Canadian First Nations and Ainu
My friend, Robina, left for Japan to study at a local high school for three months. I hope she will have a great time there.
Since Robina was little, she has watched Japanese animations and read manga books. So even before learning any basic Japanese grammar, Robina knew many words and expressions. Also she pronounces Japanese very naturally and this impressed me.
Robina says that the reason why she can pronounce Japanese so well is probably because she has been exposed to some First Nation’s languages: Robina’s mother is a lady from Haida Gwaii and her father was an artist of Cowichan Tribes. Robina might be able to pronounce easily some Japanese sounds that don’t exist in English but do in her parents’ indigenous languages. Finding a similarity among different things is exciting.

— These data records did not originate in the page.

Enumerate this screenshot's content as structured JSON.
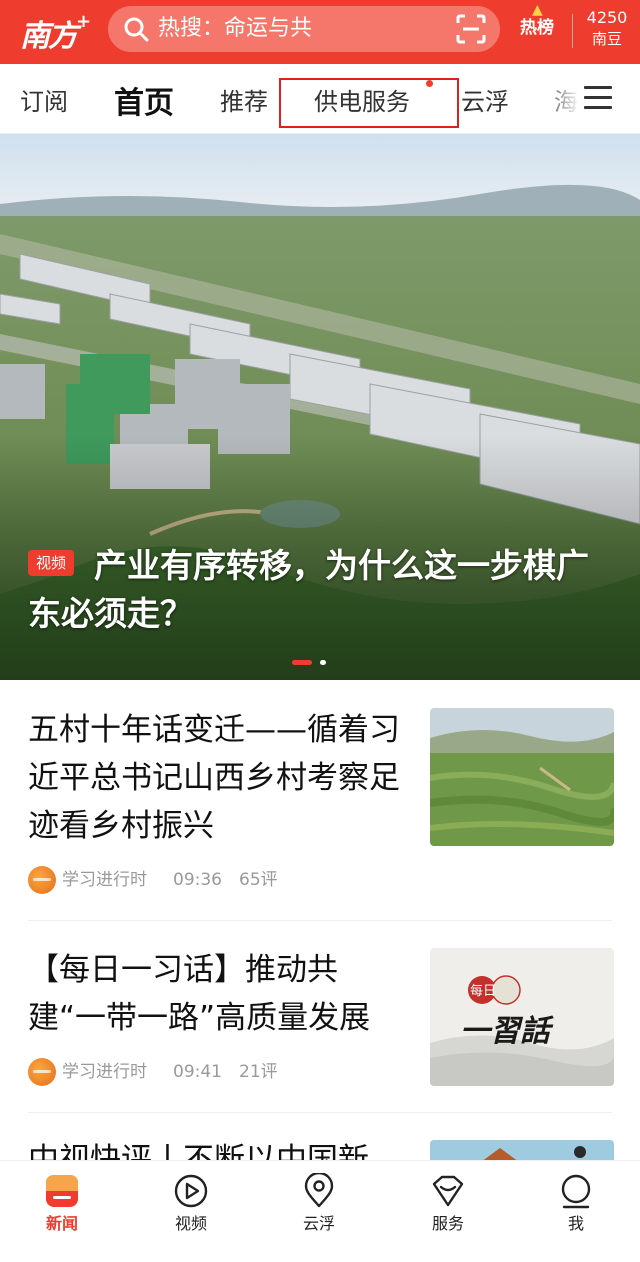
{
  "header": {
    "logo_text": "南方",
    "logo_plus": "+",
    "search_label": "热搜：命运与共",
    "hot_label": "热榜",
    "points_value": "4250",
    "points_label": "南豆",
    "brand_color": "#ee3d2f"
  },
  "tabs": [
    {
      "label": "订阅"
    },
    {
      "label": "首页",
      "active": true
    },
    {
      "label": "推荐"
    },
    {
      "label": "供电服务",
      "highlighted": true,
      "has_dot": true
    },
    {
      "label": "云浮"
    },
    {
      "label": "海"
    }
  ],
  "hero": {
    "badge": "视频",
    "title": "产业有序转移，为什么这一步棋广东必须走？",
    "slide_index": 1,
    "slide_count": 2
  },
  "articles": [
    {
      "title": "五村十年话变迁——循着习近平总书记山西乡村考察足迹看乡村振兴",
      "source": "学习进行时",
      "time": "09:36",
      "comments": "65评"
    },
    {
      "title": "【每日一习话】推动共建“一带一路”高质量发展",
      "source": "学习进行时",
      "time": "09:41",
      "comments": "21评",
      "thumb_text_small": "每日",
      "thumb_text_big": "一習話"
    },
    {
      "title": "中视快评丨不断以中国新"
    }
  ],
  "bottom_nav": [
    {
      "label": "新闻",
      "icon": "news-icon",
      "active": true
    },
    {
      "label": "视频",
      "icon": "video-icon"
    },
    {
      "label": "云浮",
      "icon": "location-icon"
    },
    {
      "label": "服务",
      "icon": "service-icon"
    },
    {
      "label": "我",
      "icon": "profile-icon"
    }
  ]
}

Thinking of Canadian First Nations, I often recall one of the indigenous groups in Japan, Ainu. Ainu people’s textiles are beautiful and their designs are more similar to Canadian First Nations’ fabric pieces than Japanese kimonos. I don’t have any Ainu fabric pieces, but I have an Ainu wood carving brooch that I bought in Hokkaido 17 years ago (see the picture below). The base of each wing was carved into a hinge and linked with the butterfly fuselage so that the wings move like a real butterfly.
The other wooden piece is a rattle made by Robina’s father. Wooden beads were sealed inside the hollow of the raven face; it makes comforting sounds. The raven is a vocal, communicative and friendly bird, and that was perhaps why the artist chose a raven as a rattle soothe babies. Both of these wooden pieces show that their artists had keen observation eyes on the nature.